_WHAT NEEDS TO BE DONE_
The complete set of records should be given again verbatim.

_RECORD SET_
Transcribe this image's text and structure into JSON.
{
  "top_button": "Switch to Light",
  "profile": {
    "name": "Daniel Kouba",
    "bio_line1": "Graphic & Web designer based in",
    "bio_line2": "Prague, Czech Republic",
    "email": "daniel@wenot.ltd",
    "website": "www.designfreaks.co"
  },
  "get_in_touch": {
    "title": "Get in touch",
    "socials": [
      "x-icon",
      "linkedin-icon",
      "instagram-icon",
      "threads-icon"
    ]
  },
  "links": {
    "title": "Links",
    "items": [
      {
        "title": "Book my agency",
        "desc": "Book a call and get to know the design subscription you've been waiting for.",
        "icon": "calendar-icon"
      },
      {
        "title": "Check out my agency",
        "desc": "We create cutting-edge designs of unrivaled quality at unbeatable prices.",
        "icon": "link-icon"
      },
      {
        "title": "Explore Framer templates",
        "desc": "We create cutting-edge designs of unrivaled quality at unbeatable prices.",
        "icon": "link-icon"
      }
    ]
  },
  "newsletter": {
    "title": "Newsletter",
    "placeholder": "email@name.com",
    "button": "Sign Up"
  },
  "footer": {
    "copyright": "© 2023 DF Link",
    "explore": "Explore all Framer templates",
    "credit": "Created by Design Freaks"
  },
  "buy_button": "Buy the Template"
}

_ANSWER TO THIS EXERCISE_
Transcribe this image's text and structure into JSON.
{
  "top_button": "Switch to Light",
  "profile": {
    "name": "Daniel Kouba",
    "bio_line1": "Graphic & Web designer based in",
    "bio_line2": "Prague, Czech Republic",
    "email": "daniel@wenot.ltd",
    "website": "www.designfreaks.co"
  },
  "get_in_touch": {
    "title": "Get in touch",
    "socials": [
      "x-icon",
      "linkedin-icon",
      "instagram-icon",
      "threads-icon"
    ]
  },
  "links": {
    "title": "Links",
    "items": [
      {
        "title": "Book my agency",
        "desc": "Book a call and get to know the design subscription you've been waiting for.",
        "icon": "calendar-icon"
      },
      {
        "title": "Check out my agency",
        "desc": "We create cutting-edge designs of unrivaled quality at unbeatable prices.",
        "icon": "link-icon"
      },
      {
        "title": "Explore Framer templates",
        "desc": "We create cutting-edge designs of unrivaled quality at unbeatable prices.",
        "icon": "link-icon"
      }
    ]
  },
  "newsletter": {
    "title": "Newsletter",
    "placeholder": "email@name.com",
    "button": "Sign Up"
  },
  "footer": {
    "copyright": "© 2023 DF Link",
    "explore": "Explore all Framer templates",
    "credit": "Created by Design Freaks"
  },
  "buy_button": "Buy the Template"
}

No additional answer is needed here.